PROVIDED MATERIAL
########

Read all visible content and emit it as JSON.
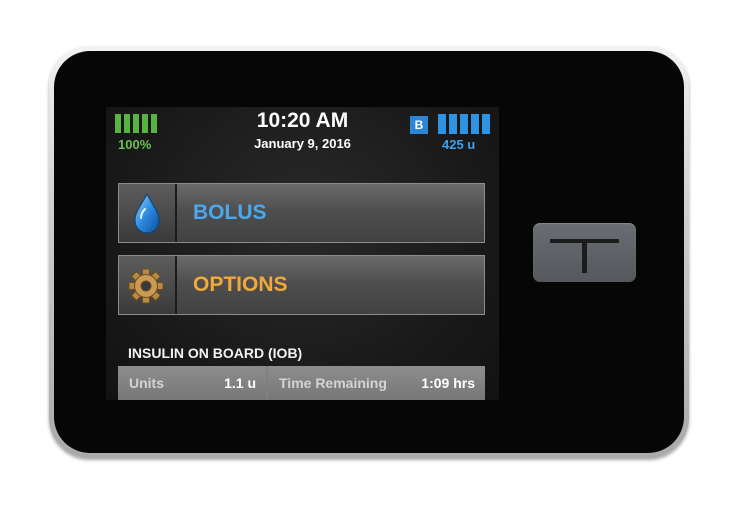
{
  "status": {
    "battery_percent": 100,
    "battery_label": "100%",
    "time": "10:20 AM",
    "date": "January 9, 2016",
    "bluetooth_badge": "B",
    "insulin_level_fraction": 1.0,
    "insulin_label": "425 u"
  },
  "menu": {
    "bolus": {
      "label": "BOLUS",
      "icon": "water-drop-icon",
      "color": "#4aa8ee"
    },
    "options": {
      "label": "OPTIONS",
      "icon": "gear-icon",
      "color": "#f0a93a"
    }
  },
  "iob": {
    "title": "INSULIN ON BOARD (IOB)",
    "units_label": "Units",
    "units_value": "1.1 u",
    "time_label": "Time Remaining",
    "time_value": "1:09 hrs"
  },
  "hardware": {
    "button_icon": "t-logo-icon"
  }
}
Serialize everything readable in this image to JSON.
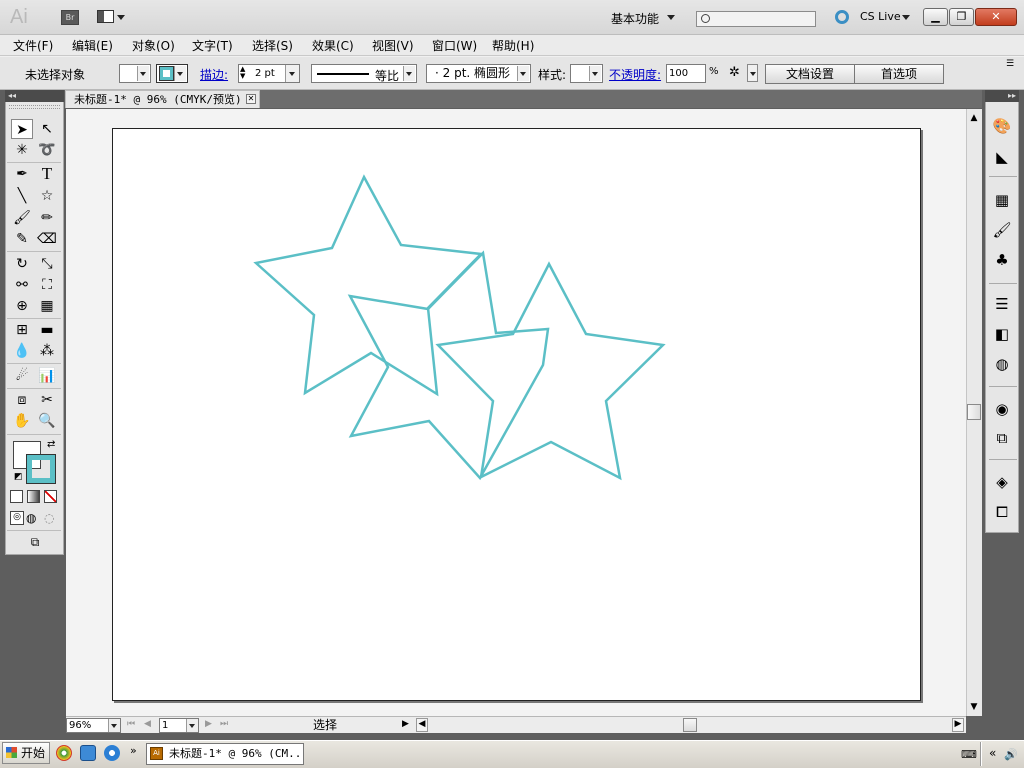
{
  "app": {
    "logo": "Ai",
    "bridge_label": "Br",
    "workspace": "基本功能",
    "search_placeholder": "",
    "cs_live": "CS Live",
    "window_buttons": {
      "minimize": "▁",
      "maximize": "❐",
      "close": "✕"
    }
  },
  "menu": {
    "items": [
      "文件(F)",
      "编辑(E)",
      "对象(O)",
      "文字(T)",
      "选择(S)",
      "效果(C)",
      "视图(V)",
      "窗口(W)",
      "帮助(H)"
    ]
  },
  "control_bar": {
    "selection_status": "未选择对象",
    "stroke_label": "描边:",
    "stroke_weight": "2 pt",
    "stroke_profile": "等比",
    "brush": "· 2 pt. 椭圆形",
    "style_label": "样式:",
    "opacity_label": "不透明度:",
    "opacity_value": "100",
    "opacity_unit": "%",
    "doc_setup_button": "文档设置",
    "preferences_button": "首选项"
  },
  "document": {
    "tab_title": "未标题-1* @ 96% (CMYK/预览)",
    "tab_close": "✕"
  },
  "canvas": {
    "stroke_color": "#5bbfc6",
    "fill_color": "#ffffff",
    "shapes": [
      {
        "type": "star",
        "name": "star-1"
      },
      {
        "type": "star",
        "name": "star-2"
      },
      {
        "type": "star",
        "name": "star-3"
      }
    ]
  },
  "status_bar": {
    "zoom": "96%",
    "page": "1",
    "status": "选择"
  },
  "taskbar": {
    "start": "开始",
    "task_label": "未标题-1* @ 96% (CM..."
  },
  "colors": {
    "accent_stroke": "#5bbfc6",
    "panel_bg": "#e6e6e6",
    "workspace_bg": "#5e5e5e"
  }
}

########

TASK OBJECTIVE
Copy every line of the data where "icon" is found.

RESULT OF THE TASK
      "icon": "water-drop-icon",
      "icon": "gear-icon",
    "button_icon": "t-logo-icon"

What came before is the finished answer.